Items listed in a dataset

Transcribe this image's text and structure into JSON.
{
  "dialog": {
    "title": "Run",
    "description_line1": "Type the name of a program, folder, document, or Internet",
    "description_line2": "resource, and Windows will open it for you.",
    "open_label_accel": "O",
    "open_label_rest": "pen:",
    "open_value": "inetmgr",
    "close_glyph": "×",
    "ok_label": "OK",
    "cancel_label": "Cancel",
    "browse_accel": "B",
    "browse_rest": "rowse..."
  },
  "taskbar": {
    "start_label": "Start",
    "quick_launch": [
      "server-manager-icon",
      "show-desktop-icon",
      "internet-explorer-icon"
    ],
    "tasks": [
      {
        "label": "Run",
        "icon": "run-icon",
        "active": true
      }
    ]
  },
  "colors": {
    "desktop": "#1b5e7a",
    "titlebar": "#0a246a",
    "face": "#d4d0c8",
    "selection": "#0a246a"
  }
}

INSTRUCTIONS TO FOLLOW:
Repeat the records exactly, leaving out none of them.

SOLUTION FOR THIS EXERCISE:
Transcribe this image's text and structure into JSON.
{
  "dialog": {
    "title": "Run",
    "description_line1": "Type the name of a program, folder, document, or Internet",
    "description_line2": "resource, and Windows will open it for you.",
    "open_label_accel": "O",
    "open_label_rest": "pen:",
    "open_value": "inetmgr",
    "close_glyph": "×",
    "ok_label": "OK",
    "cancel_label": "Cancel",
    "browse_accel": "B",
    "browse_rest": "rowse..."
  },
  "taskbar": {
    "start_label": "Start",
    "quick_launch": [
      "server-manager-icon",
      "show-desktop-icon",
      "internet-explorer-icon"
    ],
    "tasks": [
      {
        "label": "Run",
        "icon": "run-icon",
        "active": true
      }
    ]
  },
  "colors": {
    "desktop": "#1b5e7a",
    "titlebar": "#0a246a",
    "face": "#d4d0c8",
    "selection": "#0a246a"
  }
}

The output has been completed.